The “left cross” is another common crash type. It happens to both bicyclists and motorcyclists. This can also be divided into 2 basic circumstances. The first happens when a driver simply does not see a cyclist or motorcyclist who is plainly visible. The best way to prevent this is to ride prominently, seek some indication that the driver sees you and keep your pedals moving while covering the brakes with a plan for evasive action in case they violate your right-of-way.

The second type—the screened left cross—is very common in urban riding. It’s something many cyclists (and motorists) are not aware of. It happens when a vehicle is screened by a same-direction vehicle to its left. A motorist turns left in front of or behind the vehicle he sees and hits the one he doesn’t see.

You can prevent this by staying alert to your environment and recognizing where and how this dynamic develops. If you are approaching a queue of traffic, move to the left side of the lane and align yourself so you can see down the left side of the cars in front of you. This way, you can see vehicles waiting to turn left and those drivers can see you.

If you are passing a queue of traffic on the right, move slowly. Recognize that every single gap in that queue that is aligned with a driveway or intersection is an opportunity for a driver to turn left across your path without seeing you.

Be mindful that even when you are controlling a lane on a multi-lane road, traffic passing to your left can screen you from left-turning drivers. The closer the speed differential, the longer you will be hidden, making the lane appear empty. Drivers are typically more cautious about crossing full traffic lanes than bike lanes, but it’s important to be aware of the left-cross potential on any road.

Also, be aware that if the sun is at your back, it is in the eyes of left-turning drivers.
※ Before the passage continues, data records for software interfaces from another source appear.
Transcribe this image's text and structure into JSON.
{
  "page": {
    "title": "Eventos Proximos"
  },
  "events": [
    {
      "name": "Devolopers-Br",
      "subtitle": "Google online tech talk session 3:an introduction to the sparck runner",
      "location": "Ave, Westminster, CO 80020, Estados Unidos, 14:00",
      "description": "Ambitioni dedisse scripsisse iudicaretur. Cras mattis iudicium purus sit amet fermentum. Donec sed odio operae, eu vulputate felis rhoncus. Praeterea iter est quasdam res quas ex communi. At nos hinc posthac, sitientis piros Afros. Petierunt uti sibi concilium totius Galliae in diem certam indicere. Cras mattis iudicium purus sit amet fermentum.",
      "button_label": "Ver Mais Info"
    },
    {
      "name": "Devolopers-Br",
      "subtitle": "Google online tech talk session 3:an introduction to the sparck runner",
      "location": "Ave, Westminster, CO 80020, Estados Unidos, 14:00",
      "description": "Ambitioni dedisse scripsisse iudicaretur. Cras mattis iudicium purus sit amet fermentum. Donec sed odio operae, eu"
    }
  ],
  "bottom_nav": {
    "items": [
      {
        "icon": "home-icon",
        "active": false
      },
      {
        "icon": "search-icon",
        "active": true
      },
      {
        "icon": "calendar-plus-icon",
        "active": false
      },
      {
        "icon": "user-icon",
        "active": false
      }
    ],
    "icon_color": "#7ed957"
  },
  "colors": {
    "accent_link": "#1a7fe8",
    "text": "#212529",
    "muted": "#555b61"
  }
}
Bike Lanes: An urban bike lane encourages (and, in some states, requires) bicyclists to be in the exact position that makes them most vulnerable to a screened left cross (and numerous other crashes). Never be lulled into a false sense of security. Your risk of being hit is greater when you are beside the flow of traffic because you are in the cross-flow of traffic entering and leaving the road.